It will take a whole bunch of you and me to level the old cotton fields and the urban refuges of Southern emigrants. The harsh reality is that we've ignored the whole truth for so long that it will take a forced accounting of the horrors of slavery to effect deep change. Here in Jackson I'm surrounded by white academies and gated suburbs where white people fled immediately after we lost the court battles. Many US whites haven't given affirmative action a chance to truly make a difference before battling to dismantle it. Jim Crow is hiding in the prisons and schools in the form of discriminatory drug laws and zero-tolerance policies. These days, police officers don't lynch; they racially profile. This field, folks, is filled with bumps.
Since I've come home, it's more apparent than ever that the wound is just festering away, until we clean it out and close it up for good. On the surface, much is different here than during my childhood. In 1979, my senior class couldn't have a prom because the school board feared the races would dance together. Whites went to the country club; blacks somewhere unknown. A decade later, we whooped it up together at our 10-year reunion at the country club, though. The races mingle at work, but go home to separate neighborhoods. They dine at some of the same restaurants, but usually not at the same table. And, way too often, race is used as an adjective for no discernable reason: I heard a white Jackson businessman say he had hired a "black girl" to do accounting.

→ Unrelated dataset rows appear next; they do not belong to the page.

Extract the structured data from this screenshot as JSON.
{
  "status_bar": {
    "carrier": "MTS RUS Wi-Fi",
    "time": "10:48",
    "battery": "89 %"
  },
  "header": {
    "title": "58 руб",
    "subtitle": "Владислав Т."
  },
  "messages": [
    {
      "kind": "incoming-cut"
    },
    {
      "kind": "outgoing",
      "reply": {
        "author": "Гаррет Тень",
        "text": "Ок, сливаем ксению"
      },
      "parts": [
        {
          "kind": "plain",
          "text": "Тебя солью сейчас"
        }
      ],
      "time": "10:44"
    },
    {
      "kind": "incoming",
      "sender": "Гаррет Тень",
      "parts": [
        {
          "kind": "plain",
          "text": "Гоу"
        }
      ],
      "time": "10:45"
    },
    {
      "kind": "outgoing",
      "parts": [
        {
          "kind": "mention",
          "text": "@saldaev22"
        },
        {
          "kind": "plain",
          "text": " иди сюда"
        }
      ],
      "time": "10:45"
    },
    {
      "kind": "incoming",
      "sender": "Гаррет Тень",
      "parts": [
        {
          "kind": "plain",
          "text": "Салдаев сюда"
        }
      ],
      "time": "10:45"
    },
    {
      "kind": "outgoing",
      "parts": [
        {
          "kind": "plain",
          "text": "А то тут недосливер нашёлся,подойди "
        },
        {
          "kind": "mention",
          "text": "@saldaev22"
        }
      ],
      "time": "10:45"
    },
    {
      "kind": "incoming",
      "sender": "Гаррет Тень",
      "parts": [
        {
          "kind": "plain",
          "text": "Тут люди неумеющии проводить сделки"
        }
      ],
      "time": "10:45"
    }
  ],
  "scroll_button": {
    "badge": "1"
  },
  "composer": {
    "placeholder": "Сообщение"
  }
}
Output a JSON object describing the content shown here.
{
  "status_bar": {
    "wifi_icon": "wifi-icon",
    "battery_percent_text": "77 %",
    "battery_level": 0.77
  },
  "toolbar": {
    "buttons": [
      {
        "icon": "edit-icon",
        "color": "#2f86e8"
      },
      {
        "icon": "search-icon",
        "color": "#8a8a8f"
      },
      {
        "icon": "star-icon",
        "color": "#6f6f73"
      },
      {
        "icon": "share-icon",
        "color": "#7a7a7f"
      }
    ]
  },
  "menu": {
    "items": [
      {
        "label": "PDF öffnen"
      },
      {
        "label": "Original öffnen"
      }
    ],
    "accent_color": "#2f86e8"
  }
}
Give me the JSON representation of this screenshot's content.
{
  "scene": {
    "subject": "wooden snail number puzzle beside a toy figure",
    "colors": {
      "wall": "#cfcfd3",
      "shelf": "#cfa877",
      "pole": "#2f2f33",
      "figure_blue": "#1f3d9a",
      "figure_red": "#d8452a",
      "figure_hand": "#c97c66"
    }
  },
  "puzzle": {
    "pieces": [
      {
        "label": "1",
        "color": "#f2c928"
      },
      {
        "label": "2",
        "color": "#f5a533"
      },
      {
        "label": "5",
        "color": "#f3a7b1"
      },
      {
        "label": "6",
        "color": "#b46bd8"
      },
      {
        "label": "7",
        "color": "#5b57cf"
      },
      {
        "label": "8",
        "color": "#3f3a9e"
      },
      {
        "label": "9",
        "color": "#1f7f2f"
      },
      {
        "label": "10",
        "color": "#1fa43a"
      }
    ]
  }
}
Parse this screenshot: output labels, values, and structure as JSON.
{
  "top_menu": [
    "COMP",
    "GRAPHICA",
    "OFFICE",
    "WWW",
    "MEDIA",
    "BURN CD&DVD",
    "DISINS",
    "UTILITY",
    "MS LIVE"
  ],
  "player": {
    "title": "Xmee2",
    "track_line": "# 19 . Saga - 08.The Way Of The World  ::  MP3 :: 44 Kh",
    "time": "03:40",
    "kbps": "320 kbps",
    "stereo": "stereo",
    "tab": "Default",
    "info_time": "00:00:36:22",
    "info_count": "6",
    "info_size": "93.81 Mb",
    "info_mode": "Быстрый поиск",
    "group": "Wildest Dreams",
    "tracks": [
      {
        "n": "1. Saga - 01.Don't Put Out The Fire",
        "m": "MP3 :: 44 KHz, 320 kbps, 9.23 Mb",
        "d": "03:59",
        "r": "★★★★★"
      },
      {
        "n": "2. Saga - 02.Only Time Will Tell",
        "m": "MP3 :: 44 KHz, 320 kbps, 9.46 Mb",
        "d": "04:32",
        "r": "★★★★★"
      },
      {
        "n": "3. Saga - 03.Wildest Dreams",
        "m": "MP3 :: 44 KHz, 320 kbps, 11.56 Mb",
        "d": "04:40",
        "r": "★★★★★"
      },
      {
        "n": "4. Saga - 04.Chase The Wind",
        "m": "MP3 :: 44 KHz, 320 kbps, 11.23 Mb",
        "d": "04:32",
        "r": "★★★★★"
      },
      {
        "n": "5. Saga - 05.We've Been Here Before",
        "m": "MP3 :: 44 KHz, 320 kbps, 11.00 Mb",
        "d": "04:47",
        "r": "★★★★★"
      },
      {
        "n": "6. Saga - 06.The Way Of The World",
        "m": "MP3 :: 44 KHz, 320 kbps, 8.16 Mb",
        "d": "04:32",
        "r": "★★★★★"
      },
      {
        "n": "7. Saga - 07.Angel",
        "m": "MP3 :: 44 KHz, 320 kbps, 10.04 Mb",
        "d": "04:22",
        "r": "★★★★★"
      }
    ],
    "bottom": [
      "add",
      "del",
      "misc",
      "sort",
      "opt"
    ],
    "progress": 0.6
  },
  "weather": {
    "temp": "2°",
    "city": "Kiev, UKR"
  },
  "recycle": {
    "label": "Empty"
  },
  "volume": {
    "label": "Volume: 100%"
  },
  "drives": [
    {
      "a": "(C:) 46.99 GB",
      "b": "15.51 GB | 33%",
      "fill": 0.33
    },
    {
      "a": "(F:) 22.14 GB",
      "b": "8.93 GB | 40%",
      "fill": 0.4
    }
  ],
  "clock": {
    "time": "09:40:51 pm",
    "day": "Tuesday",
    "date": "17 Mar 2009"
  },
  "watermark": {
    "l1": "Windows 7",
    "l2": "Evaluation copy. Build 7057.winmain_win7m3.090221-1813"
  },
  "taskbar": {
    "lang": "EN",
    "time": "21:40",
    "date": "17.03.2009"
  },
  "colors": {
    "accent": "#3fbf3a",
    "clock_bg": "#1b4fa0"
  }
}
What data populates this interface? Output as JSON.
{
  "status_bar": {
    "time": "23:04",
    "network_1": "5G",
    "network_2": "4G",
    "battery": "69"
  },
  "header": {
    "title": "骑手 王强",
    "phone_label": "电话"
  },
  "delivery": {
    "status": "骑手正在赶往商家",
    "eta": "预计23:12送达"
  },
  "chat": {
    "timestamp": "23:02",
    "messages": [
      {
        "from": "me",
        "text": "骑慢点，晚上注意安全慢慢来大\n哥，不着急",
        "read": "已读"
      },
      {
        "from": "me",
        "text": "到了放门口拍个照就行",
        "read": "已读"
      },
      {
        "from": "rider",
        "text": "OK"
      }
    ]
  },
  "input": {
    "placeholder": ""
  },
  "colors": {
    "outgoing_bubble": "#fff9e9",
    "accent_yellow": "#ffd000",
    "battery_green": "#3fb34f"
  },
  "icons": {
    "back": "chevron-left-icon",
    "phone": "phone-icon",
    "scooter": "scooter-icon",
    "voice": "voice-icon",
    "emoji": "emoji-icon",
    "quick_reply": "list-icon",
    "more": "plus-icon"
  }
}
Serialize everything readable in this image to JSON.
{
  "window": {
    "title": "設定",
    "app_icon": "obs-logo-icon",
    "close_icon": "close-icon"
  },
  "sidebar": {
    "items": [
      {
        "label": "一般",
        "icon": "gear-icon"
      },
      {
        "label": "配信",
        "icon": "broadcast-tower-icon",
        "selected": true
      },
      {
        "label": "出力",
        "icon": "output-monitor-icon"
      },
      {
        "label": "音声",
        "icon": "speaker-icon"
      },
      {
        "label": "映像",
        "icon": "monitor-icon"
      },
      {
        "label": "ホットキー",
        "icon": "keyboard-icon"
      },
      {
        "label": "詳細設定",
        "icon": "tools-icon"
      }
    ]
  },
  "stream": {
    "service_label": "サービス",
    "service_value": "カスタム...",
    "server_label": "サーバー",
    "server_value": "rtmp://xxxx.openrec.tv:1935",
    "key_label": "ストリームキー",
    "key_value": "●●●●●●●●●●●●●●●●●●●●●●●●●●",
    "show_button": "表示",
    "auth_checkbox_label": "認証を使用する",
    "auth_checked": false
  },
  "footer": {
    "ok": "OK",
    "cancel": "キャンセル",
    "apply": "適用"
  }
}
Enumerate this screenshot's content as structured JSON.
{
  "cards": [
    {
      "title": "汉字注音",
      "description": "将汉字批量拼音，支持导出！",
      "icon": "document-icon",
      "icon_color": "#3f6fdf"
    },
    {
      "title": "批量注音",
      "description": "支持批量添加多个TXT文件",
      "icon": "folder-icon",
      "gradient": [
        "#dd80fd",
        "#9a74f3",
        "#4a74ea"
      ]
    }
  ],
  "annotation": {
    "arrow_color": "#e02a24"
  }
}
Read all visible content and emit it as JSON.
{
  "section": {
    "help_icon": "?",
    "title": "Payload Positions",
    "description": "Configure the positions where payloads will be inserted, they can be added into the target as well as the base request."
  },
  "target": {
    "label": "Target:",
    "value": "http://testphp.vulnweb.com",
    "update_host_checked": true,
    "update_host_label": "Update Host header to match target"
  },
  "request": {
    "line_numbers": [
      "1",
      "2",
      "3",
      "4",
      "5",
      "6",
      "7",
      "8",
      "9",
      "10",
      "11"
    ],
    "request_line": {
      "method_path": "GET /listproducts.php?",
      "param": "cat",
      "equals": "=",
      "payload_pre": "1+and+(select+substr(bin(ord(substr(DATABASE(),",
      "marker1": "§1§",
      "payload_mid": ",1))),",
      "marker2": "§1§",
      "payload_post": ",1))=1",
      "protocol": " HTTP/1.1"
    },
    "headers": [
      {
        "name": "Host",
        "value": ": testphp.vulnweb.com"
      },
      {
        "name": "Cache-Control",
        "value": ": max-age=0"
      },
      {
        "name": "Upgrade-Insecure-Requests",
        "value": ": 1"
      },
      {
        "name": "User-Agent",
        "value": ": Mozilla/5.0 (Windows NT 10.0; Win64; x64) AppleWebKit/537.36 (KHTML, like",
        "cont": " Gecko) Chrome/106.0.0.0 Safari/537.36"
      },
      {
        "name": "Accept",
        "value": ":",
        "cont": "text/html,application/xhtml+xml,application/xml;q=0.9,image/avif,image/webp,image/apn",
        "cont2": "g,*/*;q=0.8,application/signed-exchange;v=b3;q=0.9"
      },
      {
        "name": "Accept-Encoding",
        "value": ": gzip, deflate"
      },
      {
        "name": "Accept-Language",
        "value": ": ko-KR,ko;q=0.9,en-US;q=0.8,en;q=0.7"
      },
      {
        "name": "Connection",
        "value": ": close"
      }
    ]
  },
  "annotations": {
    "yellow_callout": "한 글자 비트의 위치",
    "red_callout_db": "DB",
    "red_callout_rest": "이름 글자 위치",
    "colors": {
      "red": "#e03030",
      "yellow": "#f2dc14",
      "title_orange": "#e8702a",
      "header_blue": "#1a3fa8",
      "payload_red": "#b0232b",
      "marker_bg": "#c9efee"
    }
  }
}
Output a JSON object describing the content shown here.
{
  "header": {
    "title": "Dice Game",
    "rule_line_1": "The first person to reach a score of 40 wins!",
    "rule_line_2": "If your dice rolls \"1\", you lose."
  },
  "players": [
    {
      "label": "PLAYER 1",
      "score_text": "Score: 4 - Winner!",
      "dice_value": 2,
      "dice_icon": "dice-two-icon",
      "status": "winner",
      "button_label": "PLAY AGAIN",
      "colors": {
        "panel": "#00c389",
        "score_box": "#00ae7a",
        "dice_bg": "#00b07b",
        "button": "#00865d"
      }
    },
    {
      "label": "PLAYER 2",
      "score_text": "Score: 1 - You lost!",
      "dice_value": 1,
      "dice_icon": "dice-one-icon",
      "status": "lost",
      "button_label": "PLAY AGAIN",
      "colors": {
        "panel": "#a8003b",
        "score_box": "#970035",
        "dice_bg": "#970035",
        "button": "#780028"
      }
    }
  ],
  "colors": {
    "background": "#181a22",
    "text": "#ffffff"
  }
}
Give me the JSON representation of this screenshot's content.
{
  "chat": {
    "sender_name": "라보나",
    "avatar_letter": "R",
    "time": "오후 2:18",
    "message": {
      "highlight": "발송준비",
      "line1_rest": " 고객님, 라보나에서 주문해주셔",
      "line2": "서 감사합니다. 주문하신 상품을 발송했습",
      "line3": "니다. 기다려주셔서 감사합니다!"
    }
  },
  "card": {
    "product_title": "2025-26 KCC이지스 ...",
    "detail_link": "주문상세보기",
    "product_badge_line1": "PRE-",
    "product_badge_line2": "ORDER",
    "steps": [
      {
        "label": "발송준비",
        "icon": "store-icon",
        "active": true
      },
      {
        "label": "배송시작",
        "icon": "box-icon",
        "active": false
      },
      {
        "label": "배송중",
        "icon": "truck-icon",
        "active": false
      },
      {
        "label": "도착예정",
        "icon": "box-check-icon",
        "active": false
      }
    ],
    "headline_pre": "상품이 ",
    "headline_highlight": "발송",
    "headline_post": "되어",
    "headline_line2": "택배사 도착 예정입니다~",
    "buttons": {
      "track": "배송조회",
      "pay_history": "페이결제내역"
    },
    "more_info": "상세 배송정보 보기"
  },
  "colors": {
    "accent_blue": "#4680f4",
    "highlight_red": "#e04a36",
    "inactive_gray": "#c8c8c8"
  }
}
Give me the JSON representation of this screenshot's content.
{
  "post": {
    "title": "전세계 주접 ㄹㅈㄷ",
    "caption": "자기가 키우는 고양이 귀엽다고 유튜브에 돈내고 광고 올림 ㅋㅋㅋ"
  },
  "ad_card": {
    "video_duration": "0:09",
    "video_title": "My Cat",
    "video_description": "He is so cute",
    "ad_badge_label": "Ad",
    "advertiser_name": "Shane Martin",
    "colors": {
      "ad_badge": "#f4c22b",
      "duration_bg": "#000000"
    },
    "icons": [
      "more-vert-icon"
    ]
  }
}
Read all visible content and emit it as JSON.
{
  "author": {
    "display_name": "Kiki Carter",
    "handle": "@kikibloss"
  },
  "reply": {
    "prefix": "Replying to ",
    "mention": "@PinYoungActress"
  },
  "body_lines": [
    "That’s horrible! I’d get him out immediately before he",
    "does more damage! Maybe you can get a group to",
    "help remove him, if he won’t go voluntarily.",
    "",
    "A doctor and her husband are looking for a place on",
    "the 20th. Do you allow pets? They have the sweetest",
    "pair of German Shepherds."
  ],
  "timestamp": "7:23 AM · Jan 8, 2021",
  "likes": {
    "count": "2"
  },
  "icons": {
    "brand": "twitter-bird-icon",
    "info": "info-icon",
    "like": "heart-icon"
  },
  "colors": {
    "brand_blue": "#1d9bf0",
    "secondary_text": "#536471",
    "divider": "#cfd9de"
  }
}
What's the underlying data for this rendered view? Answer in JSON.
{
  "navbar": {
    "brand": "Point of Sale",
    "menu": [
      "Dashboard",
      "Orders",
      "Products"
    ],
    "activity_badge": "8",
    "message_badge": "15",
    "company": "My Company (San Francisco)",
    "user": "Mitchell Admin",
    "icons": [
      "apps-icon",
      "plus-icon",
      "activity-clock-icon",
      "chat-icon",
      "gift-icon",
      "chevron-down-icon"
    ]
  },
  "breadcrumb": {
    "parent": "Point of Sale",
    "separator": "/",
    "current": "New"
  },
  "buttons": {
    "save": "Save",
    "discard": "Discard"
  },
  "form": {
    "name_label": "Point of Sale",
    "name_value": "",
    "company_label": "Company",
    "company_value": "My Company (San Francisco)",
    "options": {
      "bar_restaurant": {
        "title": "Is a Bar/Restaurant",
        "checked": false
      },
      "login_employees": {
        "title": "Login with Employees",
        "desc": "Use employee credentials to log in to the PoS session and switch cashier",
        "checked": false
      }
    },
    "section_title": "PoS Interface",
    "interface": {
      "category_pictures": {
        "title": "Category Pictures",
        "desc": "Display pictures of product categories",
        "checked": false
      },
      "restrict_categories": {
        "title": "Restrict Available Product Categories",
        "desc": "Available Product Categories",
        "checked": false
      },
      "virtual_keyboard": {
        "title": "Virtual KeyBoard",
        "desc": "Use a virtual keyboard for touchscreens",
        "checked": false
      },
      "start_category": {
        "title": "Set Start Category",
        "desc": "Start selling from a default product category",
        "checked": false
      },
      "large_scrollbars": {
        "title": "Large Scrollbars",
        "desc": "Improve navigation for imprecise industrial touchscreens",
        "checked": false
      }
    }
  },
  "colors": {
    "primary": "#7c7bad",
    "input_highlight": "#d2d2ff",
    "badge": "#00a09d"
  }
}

And I can't tell you how many times I watch a nice-dressed white man or woman avoid eye contact with someone helping them in a store. "Thank you. Come back to see us," the black clerk says. Silence from the receiver. It doesn't happen every time, but once is too many.
It's the stories we don't hear that kill us, and that means you, too, Yankees. Many of my educated northern and western friends, especially the younger ones, are woefully ignorant when it comes to the country's civil-rights history, believing it was a Southern problem. This is where the slave-reparations debate can fill a void. It goes beyond shameful tidbits such as Brown University's slave-trader namesake, revealed in a recent reparations lawsuit, that remind Yanks that our ancestors were all in this slavery hell together, so we are, too. It's about facing the cracks in our humanity. And then filling them.
It means looking at the courageous crevices of the face of Emmett Till's mother, who in May came to Jackson to speak out for slave reparations. The 80-year-old Mamie Till Mobley memorialized her 14-year-old son in the state that killed him for whistling at a white woman. The same woman had opened her son's casket 47 years ago so the world could see her son's mutilated body and, maybe, start to see how wrong it was that a white jury let his killers go after an hour and seven minutes. And that this child was another victim of lynching in a post-slave culture that purposely terrorized black residents to keep them from voting, advancing economically or ogling white women.
Emmett Till's loss can't be repaired. But if enough of our neighbors can learn the true lesson Till's martyrdom teaches, African Americans won't need to fight for damages. They &endash;- we --will have all the human help needed to kick the legacy of slavery in the ass and start over. I truly believe blacks cannot outlast this legacy alone; the slave-reparations debate is really a battle to repair the souls of white people.
Donna Ladd (www.donnaladd.com) is a writer in Jackson, Miss.